In what must be the last word in conspicuous consumption, 35 people have paid US$16,500 each to taste their way through wines with an average bottle price of US$2000.
The Top 100+ Wines of the Century was a three-day wine and food extravaganza organised last month by Manhattan-based Acker Merrall & Condit at Le Bernardin, Cru, and Bouley restaurants.
Guests were given ‘a splash’ each of verticals including Rousseau Chambertin from the1920s and Pétrus from the 50s, horizontals of 1959 First Growths and 1985 Jayer Burgundies, including Echézeaux, Vosne Romanée Cros Parantoux, and Richebourg, and Domaine de la Romanée Conti Romanée Conti from 1923, 1937 and 1945 – the latter worth some US$15,000 a bottle.
There was a taste-off of 1989 and 1990 Chateauneuf du Pape including Château Rayas, Domaine Marcoux Vieilles Vignes, Château de Beaucastel Hommage a Jacques Perrin, Bonneau Reserve des Celestins, and the ‘Killer Krugs’ of 1959 and 1961.

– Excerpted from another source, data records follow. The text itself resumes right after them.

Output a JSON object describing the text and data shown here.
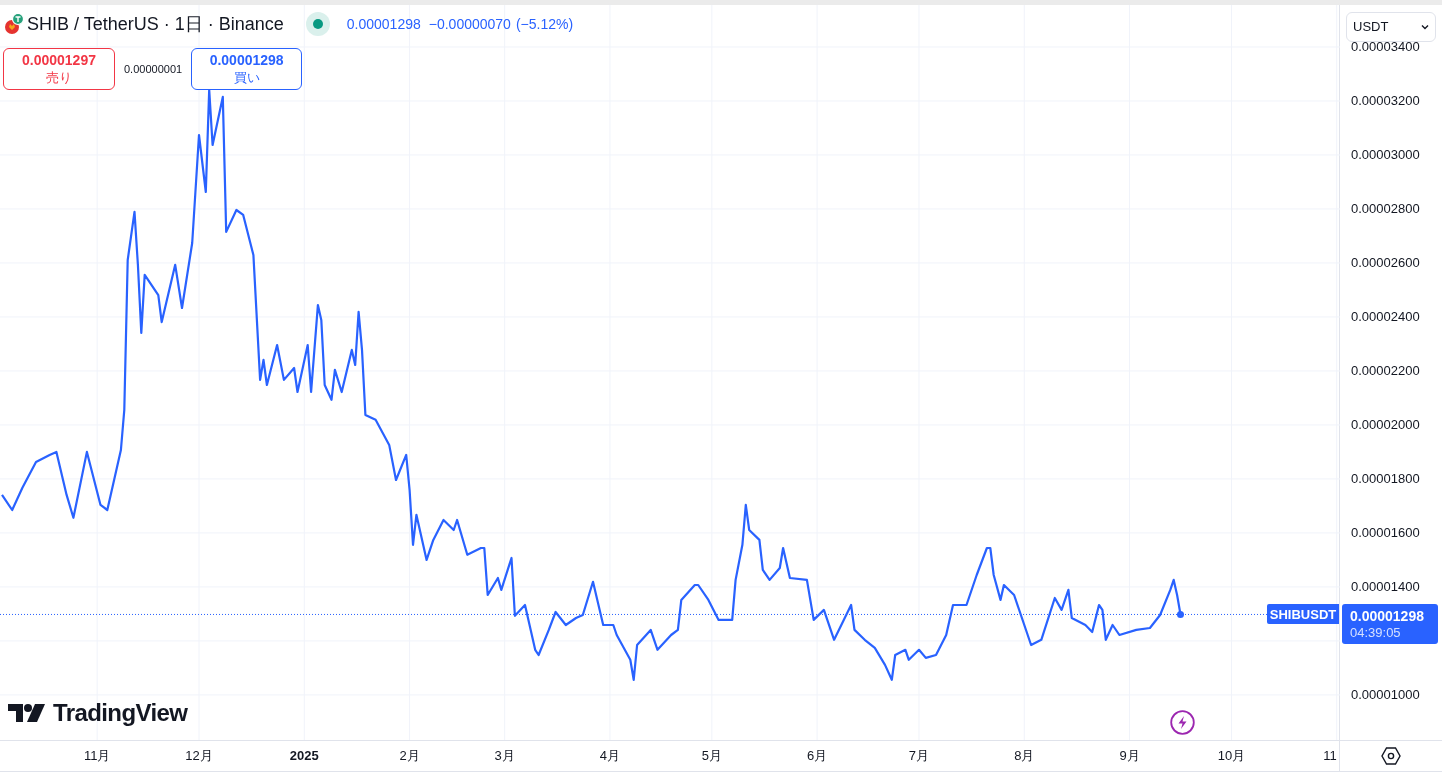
{
  "header": {
    "title": "SHIB / TetherUS · 1日 · Binance",
    "last": "0.00001298",
    "change": "−0.00000070",
    "change_pct": "(−5.12%)"
  },
  "trade": {
    "sell_price": "0.00001297",
    "sell_label": "売り",
    "spread": "0.00000001",
    "buy_price": "0.00001298",
    "buy_label": "買い"
  },
  "currency_select": {
    "value": "USDT"
  },
  "price_axis": {
    "last_price": "0.00001298",
    "countdown": "04:39:05"
  },
  "brand": "TradingView",
  "chart_data": {
    "type": "line",
    "grid": true,
    "xlim": [
      "2024-10-04",
      "2025-12-02"
    ],
    "ylim": [
      8.33e-06,
      3.574e-05
    ],
    "x": [
      "2024-10-04",
      "2024-10-07",
      "2024-10-10",
      "2024-10-14",
      "2024-10-18",
      "2024-10-20",
      "2024-10-23",
      "2024-10-25",
      "2024-10-29",
      "2024-11-02",
      "2024-11-04",
      "2024-11-08",
      "2024-11-09",
      "2024-11-10",
      "2024-11-12",
      "2024-11-13",
      "2024-11-14",
      "2024-11-15",
      "2024-11-19",
      "2024-11-20",
      "2024-11-24",
      "2024-11-26",
      "2024-11-29",
      "2024-12-01",
      "2024-12-03",
      "2024-12-04",
      "2024-12-05",
      "2024-12-08",
      "2024-12-09",
      "2024-12-12",
      "2024-12-14",
      "2024-12-17",
      "2024-12-19",
      "2024-12-20",
      "2024-12-21",
      "2024-12-24",
      "2024-12-26",
      "2024-12-29",
      "2024-12-30",
      "2025-01-02",
      "2025-01-03",
      "2025-01-05",
      "2025-01-06",
      "2025-01-07",
      "2025-01-09",
      "2025-01-10",
      "2025-01-12",
      "2025-01-15",
      "2025-01-16",
      "2025-01-17",
      "2025-01-18",
      "2025-01-19",
      "2025-01-22",
      "2025-01-26",
      "2025-01-28",
      "2025-01-31",
      "2025-02-01",
      "2025-02-02",
      "2025-02-03",
      "2025-02-06",
      "2025-02-08",
      "2025-02-11",
      "2025-02-14",
      "2025-02-15",
      "2025-02-18",
      "2025-02-22",
      "2025-02-23",
      "2025-02-24",
      "2025-02-27",
      "2025-02-28",
      "2025-03-03",
      "2025-03-04",
      "2025-03-07",
      "2025-03-10",
      "2025-03-11",
      "2025-03-14",
      "2025-03-16",
      "2025-03-19",
      "2025-03-22",
      "2025-03-24",
      "2025-03-27",
      "2025-03-30",
      "2025-04-02",
      "2025-04-03",
      "2025-04-07",
      "2025-04-08",
      "2025-04-09",
      "2025-04-13",
      "2025-04-15",
      "2025-04-19",
      "2025-04-21",
      "2025-04-22",
      "2025-04-26",
      "2025-04-27",
      "2025-04-30",
      "2025-05-03",
      "2025-05-07",
      "2025-05-08",
      "2025-05-10",
      "2025-05-11",
      "2025-05-12",
      "2025-05-15",
      "2025-05-16",
      "2025-05-18",
      "2025-05-21",
      "2025-05-22",
      "2025-05-24",
      "2025-05-29",
      "2025-05-31",
      "2025-06-03",
      "2025-06-06",
      "2025-06-11",
      "2025-06-12",
      "2025-06-15",
      "2025-06-18",
      "2025-06-21",
      "2025-06-23",
      "2025-06-24",
      "2025-06-27",
      "2025-06-28",
      "2025-07-01",
      "2025-07-03",
      "2025-07-06",
      "2025-07-09",
      "2025-07-11",
      "2025-07-15",
      "2025-07-18",
      "2025-07-21",
      "2025-07-22",
      "2025-07-23",
      "2025-07-25",
      "2025-07-26",
      "2025-07-29",
      "2025-08-02",
      "2025-08-03",
      "2025-08-06",
      "2025-08-10",
      "2025-08-12",
      "2025-08-14",
      "2025-08-15",
      "2025-08-19",
      "2025-08-21",
      "2025-08-23",
      "2025-08-24",
      "2025-08-25",
      "2025-08-27",
      "2025-08-29",
      "2025-09-03",
      "2025-09-07",
      "2025-09-10",
      "2025-09-13",
      "2025-09-14",
      "2025-09-15",
      "2025-09-16"
    ],
    "series": [
      {
        "name": "SHIBUSDT",
        "color": "#2962ff",
        "values": [
          1.741e-05,
          1.685e-05,
          1.767e-05,
          1.863e-05,
          1.889e-05,
          1.9e-05,
          1.741e-05,
          1.656e-05,
          1.9e-05,
          1.704e-05,
          1.685e-05,
          1.907e-05,
          2.056e-05,
          2.611e-05,
          2.789e-05,
          2.593e-05,
          2.341e-05,
          2.556e-05,
          2.481e-05,
          2.381e-05,
          2.593e-05,
          2.433e-05,
          2.674e-05,
          3.074e-05,
          2.863e-05,
          3.241e-05,
          3.037e-05,
          3.215e-05,
          2.715e-05,
          2.796e-05,
          2.778e-05,
          2.63e-05,
          2.167e-05,
          2.241e-05,
          2.148e-05,
          2.296e-05,
          2.167e-05,
          2.211e-05,
          2.122e-05,
          2.296e-05,
          2.122e-05,
          2.444e-05,
          2.389e-05,
          2.148e-05,
          2.093e-05,
          2.204e-05,
          2.122e-05,
          2.278e-05,
          2.222e-05,
          2.419e-05,
          2.278e-05,
          2.037e-05,
          2.019e-05,
          1.926e-05,
          1.796e-05,
          1.889e-05,
          1.759e-05,
          1.556e-05,
          1.667e-05,
          1.5e-05,
          1.574e-05,
          1.648e-05,
          1.611e-05,
          1.648e-05,
          1.519e-05,
          1.544e-05,
          1.544e-05,
          1.37e-05,
          1.433e-05,
          1.389e-05,
          1.507e-05,
          1.293e-05,
          1.333e-05,
          1.167e-05,
          1.148e-05,
          1.241e-05,
          1.307e-05,
          1.259e-05,
          1.285e-05,
          1.296e-05,
          1.419e-05,
          1.259e-05,
          1.259e-05,
          1.222e-05,
          1.13e-05,
          1.056e-05,
          1.185e-05,
          1.241e-05,
          1.167e-05,
          1.222e-05,
          1.241e-05,
          1.352e-05,
          1.407e-05,
          1.407e-05,
          1.352e-05,
          1.278e-05,
          1.278e-05,
          1.426e-05,
          1.556e-05,
          1.704e-05,
          1.611e-05,
          1.574e-05,
          1.463e-05,
          1.426e-05,
          1.47e-05,
          1.544e-05,
          1.433e-05,
          1.426e-05,
          1.278e-05,
          1.315e-05,
          1.204e-05,
          1.333e-05,
          1.241e-05,
          1.204e-05,
          1.174e-05,
          1.111e-05,
          1.056e-05,
          1.148e-05,
          1.167e-05,
          1.13e-05,
          1.167e-05,
          1.137e-05,
          1.148e-05,
          1.222e-05,
          1.333e-05,
          1.333e-05,
          1.444e-05,
          1.544e-05,
          1.544e-05,
          1.444e-05,
          1.352e-05,
          1.407e-05,
          1.37e-05,
          1.222e-05,
          1.185e-05,
          1.204e-05,
          1.359e-05,
          1.315e-05,
          1.389e-05,
          1.285e-05,
          1.259e-05,
          1.233e-05,
          1.333e-05,
          1.315e-05,
          1.204e-05,
          1.259e-05,
          1.222e-05,
          1.241e-05,
          1.248e-05,
          1.296e-05,
          1.389e-05,
          1.426e-05,
          1.37e-05,
          1.298e-05
        ]
      }
    ],
    "yticks": [
      {
        "value": 1e-05,
        "label": "0.00001000"
      },
      {
        "value": 1.4e-05,
        "label": "0.00001400"
      },
      {
        "value": 1.6e-05,
        "label": "0.00001600"
      },
      {
        "value": 1.8e-05,
        "label": "0.00001800"
      },
      {
        "value": 2e-05,
        "label": "0.00002000"
      },
      {
        "value": 2.2e-05,
        "label": "0.00002200"
      },
      {
        "value": 2.4e-05,
        "label": "0.00002400"
      },
      {
        "value": 2.6e-05,
        "label": "0.00002600"
      },
      {
        "value": 2.8e-05,
        "label": "0.00002800"
      },
      {
        "value": 3e-05,
        "label": "0.00003000"
      },
      {
        "value": 3.2e-05,
        "label": "0.00003200"
      },
      {
        "value": 3.4e-05,
        "label": "0.00003400"
      }
    ],
    "xticks": [
      {
        "value": "2024-11-01",
        "label": "11月"
      },
      {
        "value": "2024-12-01",
        "label": "12月"
      },
      {
        "value": "2025-01-01",
        "label": "2025"
      },
      {
        "value": "2025-02-01",
        "label": "2月"
      },
      {
        "value": "2025-03-01",
        "label": "3月"
      },
      {
        "value": "2025-04-01",
        "label": "4月"
      },
      {
        "value": "2025-05-01",
        "label": "5月"
      },
      {
        "value": "2025-06-01",
        "label": "6月"
      },
      {
        "value": "2025-07-01",
        "label": "7月"
      },
      {
        "value": "2025-08-01",
        "label": "8月"
      },
      {
        "value": "2025-09-01",
        "label": "9月"
      },
      {
        "value": "2025-10-01",
        "label": "10月"
      },
      {
        "value": "2025-11-01",
        "label": "11"
      }
    ]
  }
}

Brad Hickey, sommelier at Bouley, said although everyone only got ‘a splash’ of each wine, it added up to a lot of bottles.
Acker president John Kapon said around US$400,000 (£230,235) of wine was served. Two thirds of the guests, he added, had come to the 2004 Top Wines event, which took place over the course of four days and featured wines from different countries.
Despite the high pricetag, he said the event was sold out and he was already planning one for next year.
He also pointed out it was good value, as the average bottle cost was £2000, and guests had the opportunity to try 100 of them – including such fabulous rarities as the 1945 Romanée Conti, which is ‘US$15,000 (£8,633), and they only made 604 bottles in total.’
But he conceded, ‘Obviously, one has to have some significant disposable income to attend.’
Given the great age of some of the wines, several were off. Kapon said the guests understood this was inevitable.
One attendee, Dr Harry Snady, a gastroenterologist at Mt Sinai Hospital in New York City said, ‘I have believed for years that red wine has health benefits. And I think the better the wine, the better it is for you.’
Written by Maggie Rosen